§ Brief
Give back all of the data exactly, with every picture omitted.

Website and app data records
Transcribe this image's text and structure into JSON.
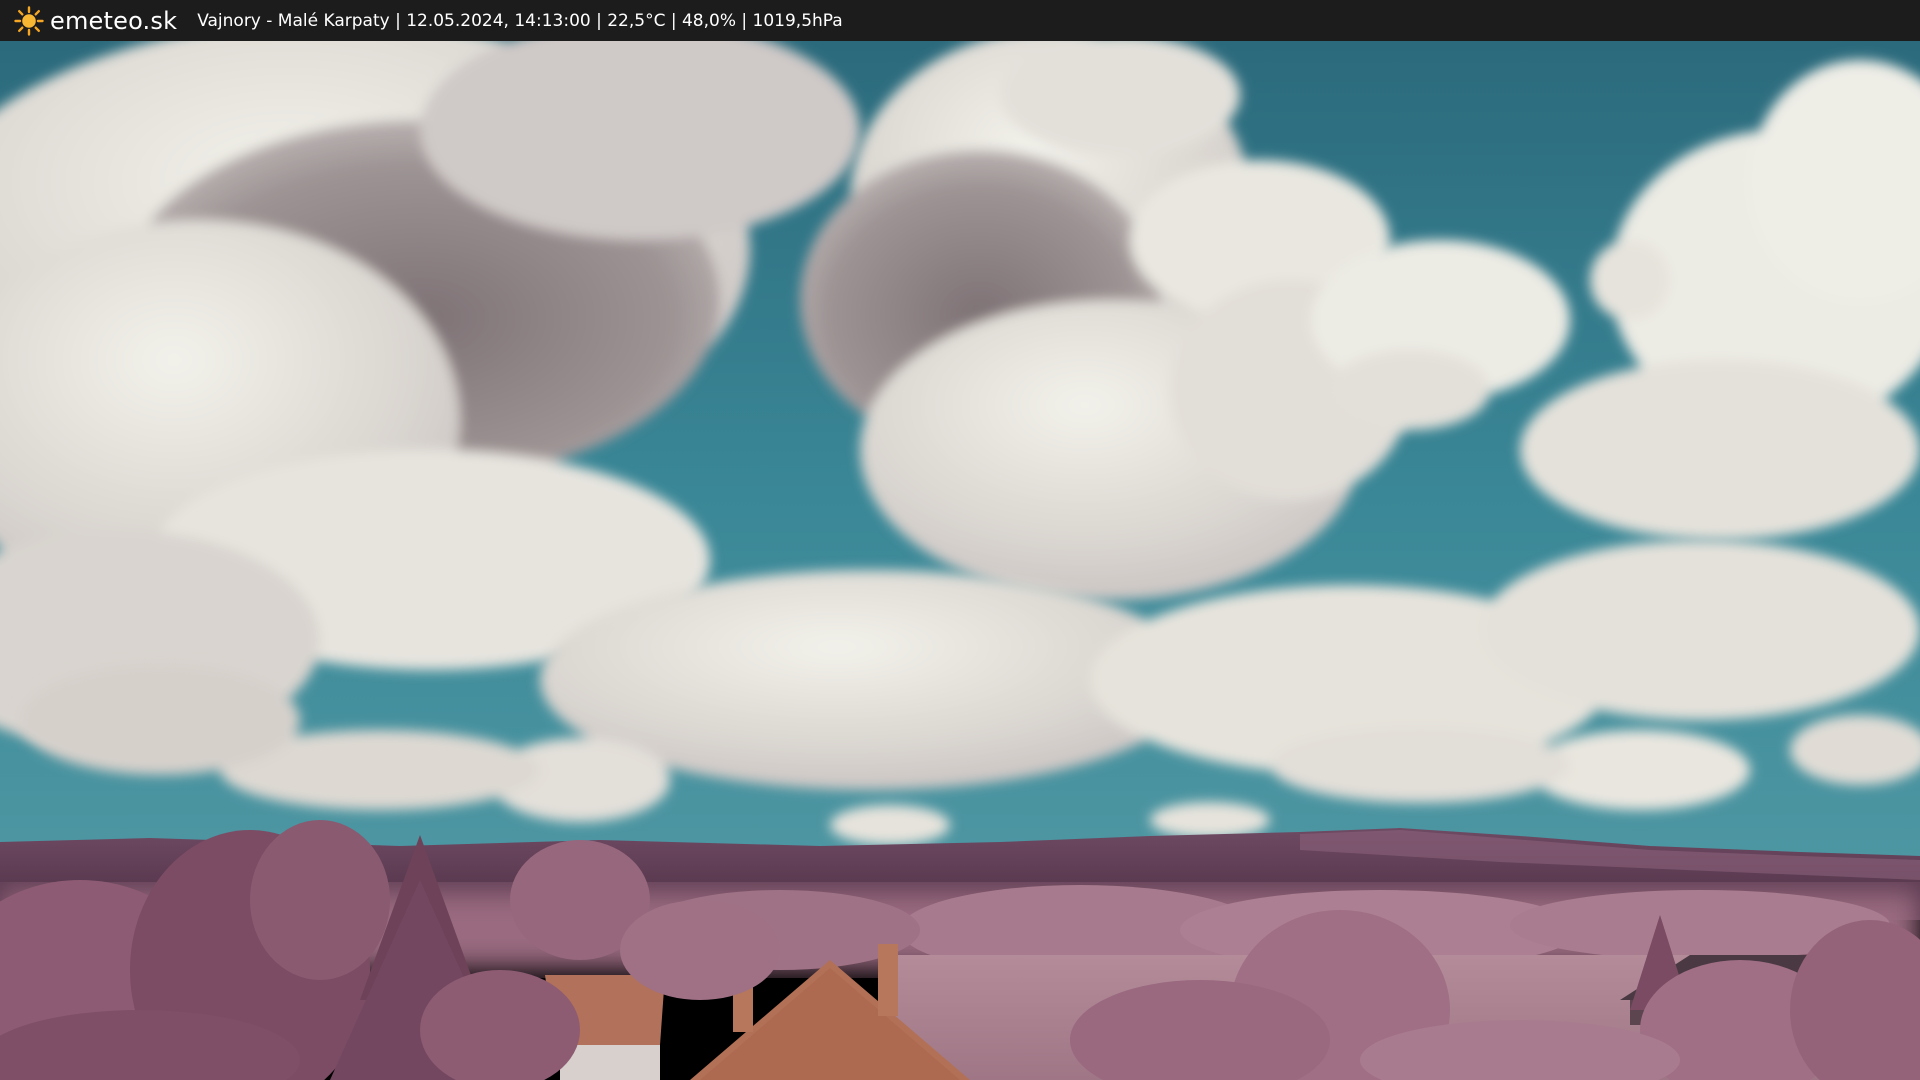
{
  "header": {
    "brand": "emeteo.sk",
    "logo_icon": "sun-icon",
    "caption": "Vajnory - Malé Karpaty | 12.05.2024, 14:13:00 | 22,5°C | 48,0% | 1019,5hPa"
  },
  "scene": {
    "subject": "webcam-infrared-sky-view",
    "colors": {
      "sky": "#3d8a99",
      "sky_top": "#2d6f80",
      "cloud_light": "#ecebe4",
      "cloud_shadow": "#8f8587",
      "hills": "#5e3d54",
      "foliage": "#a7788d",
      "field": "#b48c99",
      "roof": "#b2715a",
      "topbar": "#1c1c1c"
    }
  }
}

§ Response
Transcribe this image's text and structure into JSON.
{
  "header": {
    "brand": "emeteo.sk",
    "logo_icon": "sun-icon",
    "caption": "Vajnory - Malé Karpaty | 12.05.2024, 14:13:00 | 22,5°C | 48,0% | 1019,5hPa"
  },
  "scene": {
    "subject": "webcam-infrared-sky-view",
    "colors": {
      "sky": "#3d8a99",
      "sky_top": "#2d6f80",
      "cloud_light": "#ecebe4",
      "cloud_shadow": "#8f8587",
      "hills": "#5e3d54",
      "foliage": "#a7788d",
      "field": "#b48c99",
      "roof": "#b2715a",
      "topbar": "#1c1c1c"
    }
  }
}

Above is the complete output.